For general questions about the ICSAM program, please email us at our team email address shown below…
ICSAM team email address: firstname.lastname@example.org
For more information about our team members, please see the biographies below…
Danny Caballero is an Associate Professor in the Department of Physics and Astronomy and the Department of Computational Mathematics, Science and Engineering. He holds the Lappan-Phillips Chair of Physics Education, co-directs the Physics Education Research Lab, and is the principal investigator of the Learning Machines Lab. He earned his Bachelor’s degree in physics from the University of Texas at Austin, and his Master’s and PhD in physics from the Georgia Institute of Technology. Danny worked as a Science Teaching Postdoctoral Fellow at the University of Colorado Boulder before joining the faculty at Michigan State. His research focuses on computational education and the use of data science to address questions in STEM education. In his free time, he bikes, skateboards, and barbecues. His website can be found here.
Contact email: email@example.com
Paul Irving is an assistant professor in the Department of Physics and Astronomy. He has three current areas of research that are all focused on transforming students’ physics classroom experiences. Previously he has investigated identity development in physics students as they progress through their degrees. His three current research areas are community development in classrooms, integration of computation into physics, and investigating supports for accessible group-based physics classrooms. Paul worked as a Postdoctoral Fellow at Kansas State University and earned his degree and Ph.D. from The Dublin Institute of Technology, Ireland. In his free time, he woodworks and coaches soccer.
Contact Email: firstname.lastname@example.org
David Stroupe is an associate professor of teacher education and science education, the associate director of STEM Teacher Education at the CREATE for STEM Institute, and the Director of Science and Society at State at Michigan State University. He has three overlapping areas of research interests anchored around ambitious and equitable teaching. First, he frames classrooms as science practice communities. Using lenses from Science, Technology, and Society (STS) and the History and Philosophy of Science (HPS), he examines how teachers and students disrupt epistemic injustice through the negotiation of power, knowledge, and epistemic agency. Second, he examines how beginning teachers learn from practice in and across their varied contexts. Third, he studies how teacher preparation programs can provide support and opportunities for beginning teachers to learn from practice. David has a background in biology and taught secondary life science for four years. He enjoys Ultimate Frisbee, tennis, and hiking in his free time.
Contact email: email@example.com
Dr. Niral Shah is an Assistant Professor in the College of Education at the University of Washington, where he also directs the Race, Theory, and Design Lab. His research concerns how people learn racism and anti-racism. Shah’s prior work has focused on race and racism in STEM education, specifically how racial narratives about STEM ability affect students’ identities and participation in classrooms. He is also a co-developer of the EQUIP classroom observation tool (https://www.equip.ninja/), which supports teachers and educational leaders to identify and mitigate implicit bias in classrooms.

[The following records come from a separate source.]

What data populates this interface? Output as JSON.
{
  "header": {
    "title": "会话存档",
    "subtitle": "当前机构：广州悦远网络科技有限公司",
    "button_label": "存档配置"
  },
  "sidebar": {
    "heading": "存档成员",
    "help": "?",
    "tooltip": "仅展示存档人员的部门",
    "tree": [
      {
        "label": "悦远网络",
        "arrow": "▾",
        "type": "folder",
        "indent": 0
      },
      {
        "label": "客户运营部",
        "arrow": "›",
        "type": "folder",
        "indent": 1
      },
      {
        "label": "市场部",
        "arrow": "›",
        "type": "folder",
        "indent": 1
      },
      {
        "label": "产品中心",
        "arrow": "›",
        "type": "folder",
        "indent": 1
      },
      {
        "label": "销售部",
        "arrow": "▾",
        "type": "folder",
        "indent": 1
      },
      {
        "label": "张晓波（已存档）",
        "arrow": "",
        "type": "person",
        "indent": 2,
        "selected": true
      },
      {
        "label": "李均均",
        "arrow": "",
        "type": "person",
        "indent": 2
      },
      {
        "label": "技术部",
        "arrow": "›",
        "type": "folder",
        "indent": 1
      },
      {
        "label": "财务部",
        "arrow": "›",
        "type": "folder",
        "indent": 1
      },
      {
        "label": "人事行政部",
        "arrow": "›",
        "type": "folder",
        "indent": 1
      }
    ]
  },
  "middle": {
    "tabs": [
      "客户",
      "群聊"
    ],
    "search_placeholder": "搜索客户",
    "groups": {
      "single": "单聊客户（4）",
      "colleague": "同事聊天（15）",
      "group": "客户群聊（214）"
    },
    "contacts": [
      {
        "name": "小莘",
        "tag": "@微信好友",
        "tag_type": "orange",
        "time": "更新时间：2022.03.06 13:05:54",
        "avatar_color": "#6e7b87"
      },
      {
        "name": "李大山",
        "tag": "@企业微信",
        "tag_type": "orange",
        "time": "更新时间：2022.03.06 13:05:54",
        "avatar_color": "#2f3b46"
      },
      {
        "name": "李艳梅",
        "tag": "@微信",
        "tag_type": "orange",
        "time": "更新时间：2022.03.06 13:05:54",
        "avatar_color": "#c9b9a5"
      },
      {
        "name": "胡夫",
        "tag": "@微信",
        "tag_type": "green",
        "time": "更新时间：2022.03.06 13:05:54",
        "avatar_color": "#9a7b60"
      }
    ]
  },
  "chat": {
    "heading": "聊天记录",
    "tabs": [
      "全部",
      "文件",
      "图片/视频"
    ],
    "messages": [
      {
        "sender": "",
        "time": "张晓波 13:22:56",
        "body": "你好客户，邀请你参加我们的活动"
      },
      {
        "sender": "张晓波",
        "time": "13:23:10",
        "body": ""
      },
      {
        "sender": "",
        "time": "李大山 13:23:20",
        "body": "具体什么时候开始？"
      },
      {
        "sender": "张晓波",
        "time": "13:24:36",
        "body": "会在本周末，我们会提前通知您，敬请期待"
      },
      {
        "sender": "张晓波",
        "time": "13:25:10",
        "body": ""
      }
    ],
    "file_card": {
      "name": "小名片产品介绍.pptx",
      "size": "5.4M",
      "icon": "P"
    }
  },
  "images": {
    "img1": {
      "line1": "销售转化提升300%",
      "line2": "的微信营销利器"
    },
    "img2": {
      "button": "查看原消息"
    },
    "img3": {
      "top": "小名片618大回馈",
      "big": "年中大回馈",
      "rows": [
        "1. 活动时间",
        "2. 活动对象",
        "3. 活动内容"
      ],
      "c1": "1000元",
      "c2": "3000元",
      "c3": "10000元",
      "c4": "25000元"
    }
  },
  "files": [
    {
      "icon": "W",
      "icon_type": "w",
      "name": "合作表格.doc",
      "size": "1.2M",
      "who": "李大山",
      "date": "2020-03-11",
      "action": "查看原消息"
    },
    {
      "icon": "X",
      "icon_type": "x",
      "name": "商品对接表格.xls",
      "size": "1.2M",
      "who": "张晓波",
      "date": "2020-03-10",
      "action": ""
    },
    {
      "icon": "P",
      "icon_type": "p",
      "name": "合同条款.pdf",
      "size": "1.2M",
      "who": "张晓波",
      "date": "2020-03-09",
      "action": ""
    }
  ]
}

Contact Email: firstname.lastname@example.org
Dan Weller is a post-doctoral research associate working in the Department of Physics and Astronomy at Michigan State University. He earned his Ph.D. in Materials Science and Engineering from MSU in 2018 and his Bachelor of Science in Chemical Physics from Saginaw Valley State University in 2014. Currently, he conducts research on computational thinking practices that students engage in while working through computational assignments. He also facilitates PD events, visits high school classrooms, and recruits new teachers to participate in ICSAM events. In his free time, he enjoys going for runs, snowboarding, and playing saxophone.
Contact Email: email@example.com
Paul Hamerski is a PhD candidate in the Physics Education Research Lab at MSU. He is interested broadly in researching computation as a tool for learning science at the high school and undergraduate levels. His research is about students’ perspectives on the challenges that computational tools bring to the physics classroom and the social positioning that happens when students do computation. He helped plan and facilitate the ICSAM workshops and workdays, and he helped develop and teach an introductory physics course at MSU, Project & Practices in Physics: Electricity & Magnetism.
Contact Email: firstname.lastname@example.org
Sunghwan Byun is a doctoral candidate at Michigan State University. His research focuses on social interactions in STEM classrooms with the goal of equitable student participation in disciplinary practices. He uses conversation analytic approaches for pragmatic ends, helping teachers and teacher educators reshape classroom interactions toward the goal of equity and social justice in their work of everyday teaching.
Contact Email: email@example.com
Julie Christensen is a doctoral student in the Curriculum, Instruction and Teacher Education program at Michigan State University (MSU) with a focus on science education. Her work focuses on understanding how preservice and practicing teachers learn to enact equitable and responsive science instruction and the resources they use to do so. Her experience includes facilitating professional development, classroom-based educational research, and teaching at the undergraduate and graduate levels within the Department of Teacher Education at MSU.
Contact Email: firstname.lastname@example.org